- [Page and application data records]:

───

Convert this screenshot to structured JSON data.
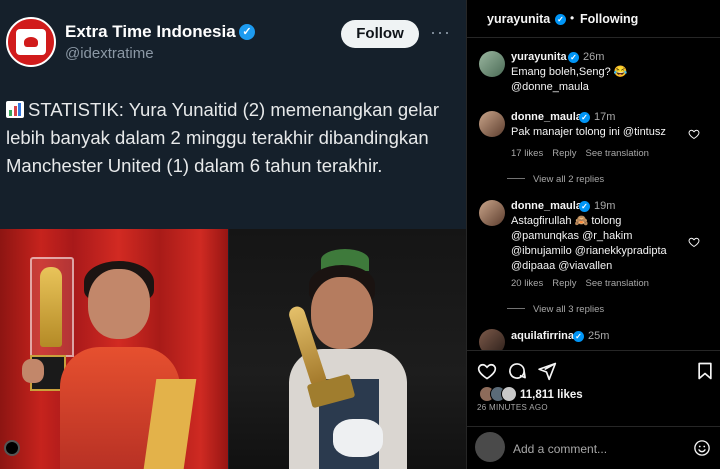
{
  "tweet": {
    "account_name": "Extra Time Indonesia",
    "handle": "@idextratime",
    "follow_label": "Follow",
    "more_label": "···",
    "verified_glyph": "✓",
    "text": "STATISTIK: Yura Yunaitid (2) memenangkan gelar lebih banyak dalam 2 minggu terakhir dibandingkan Manchester United (1) dalam 6 tahun terakhir.",
    "text_icon": "bar-chart-icon",
    "avatar_icon": "extra-time-logo",
    "brand_color": "#d11b1b",
    "link_color": "#1d9bf0"
  },
  "ig": {
    "header": {
      "username": "yurayunita",
      "separator": "•",
      "following_label": "Following"
    },
    "comments": [
      {
        "user": "yurayunita",
        "time": "26m",
        "lines": [
          "Emang boleh,Seng? 😂",
          "@donne_maula"
        ],
        "likes": "",
        "reply": "",
        "translate": "",
        "view_replies": ""
      },
      {
        "user": "donne_maula",
        "time": "17m",
        "lines": [
          "Pak manajer tolong ini @tintusz"
        ],
        "likes": "17 likes",
        "reply": "Reply",
        "translate": "See translation",
        "view_replies": "View all 2 replies"
      },
      {
        "user": "donne_maula",
        "time": "19m",
        "lines": [
          "Astagfirullah 🙈 tolong",
          "@pamunqkas @r_hakim",
          "@ibnujamilo @rianekkypradipta",
          "@dipaaa @viavallen"
        ],
        "likes": "20 likes",
        "reply": "Reply",
        "translate": "See translation",
        "view_replies": "View all 3 replies"
      },
      {
        "user": "aquilafirrina",
        "time": "25m",
        "lines": [],
        "likes": "",
        "reply": "",
        "translate": "",
        "view_replies": ""
      }
    ],
    "likes": "11,811 likes",
    "time_ago": "26 MINUTES AGO",
    "add_comment_placeholder": "Add a comment...",
    "verified_color": "#0095f6",
    "icons": [
      "heart-icon",
      "comment-icon",
      "share-icon",
      "bookmark-icon",
      "emoji-icon"
    ]
  }
}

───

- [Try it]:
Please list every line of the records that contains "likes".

- [Answer space]:
        "likes": "",
        "likes": "17 likes",
        "likes": "20 likes",
        "likes": "",
    "likes": "11,811 likes",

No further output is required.